▸ **SUPPLIED DATA**
══════════════════════════════

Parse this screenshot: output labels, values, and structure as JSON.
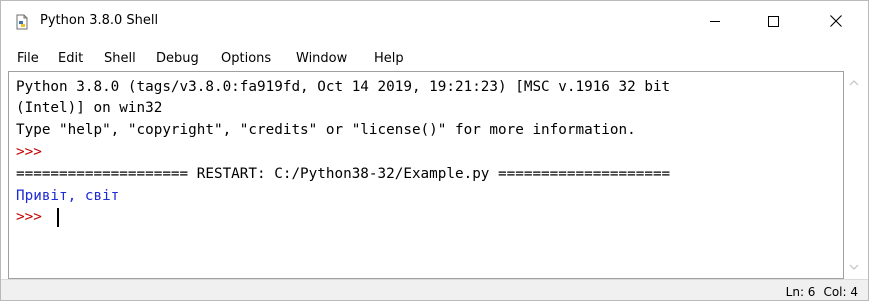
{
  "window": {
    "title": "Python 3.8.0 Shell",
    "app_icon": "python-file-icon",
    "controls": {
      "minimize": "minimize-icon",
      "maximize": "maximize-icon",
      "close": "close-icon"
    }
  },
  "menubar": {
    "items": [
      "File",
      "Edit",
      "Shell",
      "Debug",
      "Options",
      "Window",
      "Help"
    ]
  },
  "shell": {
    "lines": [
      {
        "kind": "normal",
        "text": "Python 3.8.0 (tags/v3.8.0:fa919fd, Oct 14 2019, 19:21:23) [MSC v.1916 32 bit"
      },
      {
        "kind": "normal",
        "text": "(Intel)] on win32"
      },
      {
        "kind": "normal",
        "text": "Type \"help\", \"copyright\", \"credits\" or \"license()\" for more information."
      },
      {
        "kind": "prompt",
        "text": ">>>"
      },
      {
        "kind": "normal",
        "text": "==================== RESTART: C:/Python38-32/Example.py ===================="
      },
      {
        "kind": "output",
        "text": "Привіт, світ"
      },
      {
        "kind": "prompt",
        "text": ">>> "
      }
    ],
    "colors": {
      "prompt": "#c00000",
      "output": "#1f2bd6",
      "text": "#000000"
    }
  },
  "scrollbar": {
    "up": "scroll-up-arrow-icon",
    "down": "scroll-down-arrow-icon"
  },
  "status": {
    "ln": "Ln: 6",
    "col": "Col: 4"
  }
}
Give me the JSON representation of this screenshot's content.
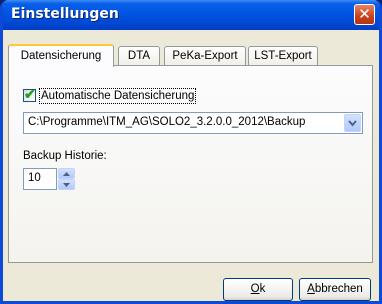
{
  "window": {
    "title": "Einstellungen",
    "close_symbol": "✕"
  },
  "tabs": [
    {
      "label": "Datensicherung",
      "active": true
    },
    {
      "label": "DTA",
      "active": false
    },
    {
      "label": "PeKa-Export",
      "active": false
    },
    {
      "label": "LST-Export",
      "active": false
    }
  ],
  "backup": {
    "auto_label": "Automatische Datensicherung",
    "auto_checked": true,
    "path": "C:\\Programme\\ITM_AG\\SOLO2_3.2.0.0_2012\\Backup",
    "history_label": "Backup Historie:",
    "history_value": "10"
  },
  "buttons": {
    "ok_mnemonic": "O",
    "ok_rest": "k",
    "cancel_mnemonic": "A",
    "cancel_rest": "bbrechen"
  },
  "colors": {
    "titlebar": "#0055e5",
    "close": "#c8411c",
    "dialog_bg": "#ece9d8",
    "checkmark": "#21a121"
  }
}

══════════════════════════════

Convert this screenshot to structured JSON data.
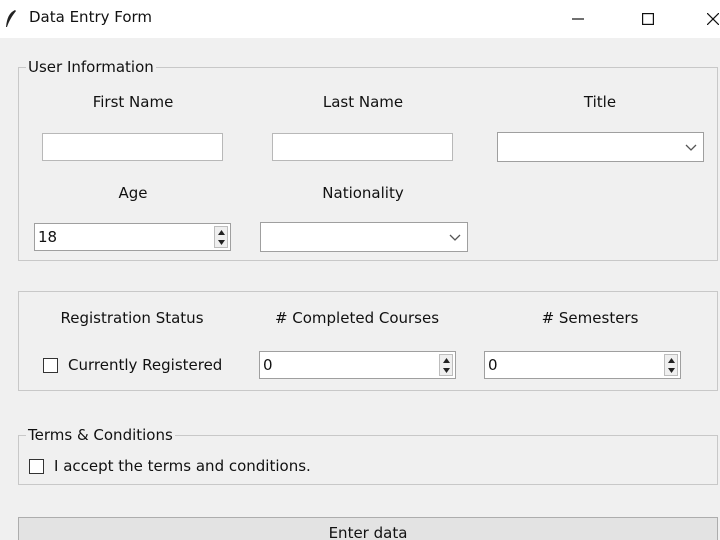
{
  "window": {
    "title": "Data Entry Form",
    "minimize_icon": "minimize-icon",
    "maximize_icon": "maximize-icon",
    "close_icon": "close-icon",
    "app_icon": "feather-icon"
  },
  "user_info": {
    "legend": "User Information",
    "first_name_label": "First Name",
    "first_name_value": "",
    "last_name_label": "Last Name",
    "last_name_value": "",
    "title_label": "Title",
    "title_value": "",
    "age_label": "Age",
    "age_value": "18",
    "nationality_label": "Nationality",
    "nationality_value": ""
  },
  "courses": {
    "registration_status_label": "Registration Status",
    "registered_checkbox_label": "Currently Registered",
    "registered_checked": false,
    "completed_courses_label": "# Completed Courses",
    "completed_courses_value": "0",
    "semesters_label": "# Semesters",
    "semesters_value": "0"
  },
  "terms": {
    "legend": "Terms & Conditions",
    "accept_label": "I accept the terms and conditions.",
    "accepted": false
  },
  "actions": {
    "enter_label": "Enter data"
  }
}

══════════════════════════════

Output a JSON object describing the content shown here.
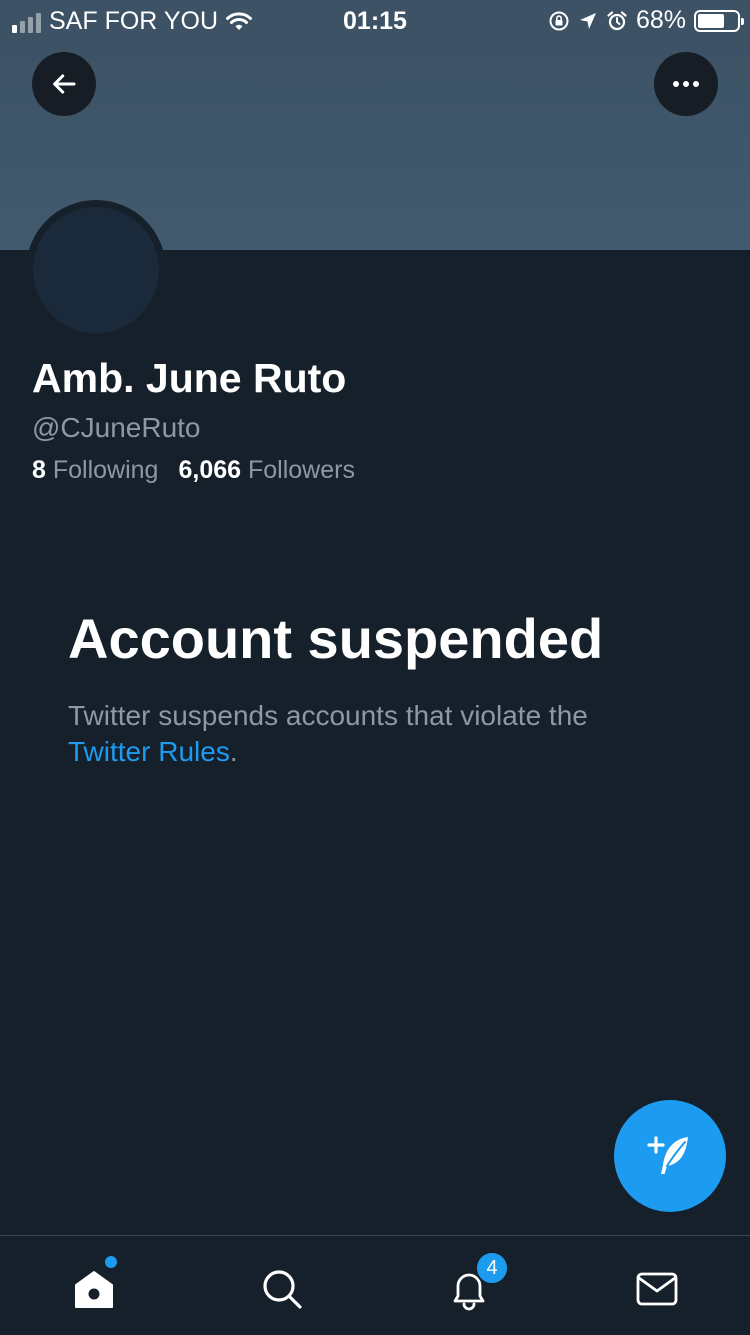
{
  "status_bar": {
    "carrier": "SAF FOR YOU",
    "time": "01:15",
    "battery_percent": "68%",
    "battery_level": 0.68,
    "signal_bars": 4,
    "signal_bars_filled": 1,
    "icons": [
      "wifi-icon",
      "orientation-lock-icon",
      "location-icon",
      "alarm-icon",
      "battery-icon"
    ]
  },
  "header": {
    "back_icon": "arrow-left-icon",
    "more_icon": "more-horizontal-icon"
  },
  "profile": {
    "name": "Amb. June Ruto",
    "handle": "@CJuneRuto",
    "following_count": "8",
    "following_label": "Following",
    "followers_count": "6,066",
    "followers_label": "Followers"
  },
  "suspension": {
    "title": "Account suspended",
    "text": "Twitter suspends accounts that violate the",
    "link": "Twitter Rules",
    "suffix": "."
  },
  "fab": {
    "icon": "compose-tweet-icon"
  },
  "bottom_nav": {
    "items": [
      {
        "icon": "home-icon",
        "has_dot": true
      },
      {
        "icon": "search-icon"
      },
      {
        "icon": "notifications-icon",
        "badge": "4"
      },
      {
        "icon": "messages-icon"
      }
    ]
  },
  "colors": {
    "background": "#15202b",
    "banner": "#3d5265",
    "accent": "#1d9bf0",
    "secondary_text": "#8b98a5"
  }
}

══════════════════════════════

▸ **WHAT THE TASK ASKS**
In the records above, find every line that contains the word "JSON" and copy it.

▸ **ANSWER FOR THE TASK**
Parse this screenshot: output labels, values, and structure as JSON.
Give me the JSON representation of this screenshot's content.
Convert this screenshot to structured JSON data.
Output a JSON object describing the content shown here.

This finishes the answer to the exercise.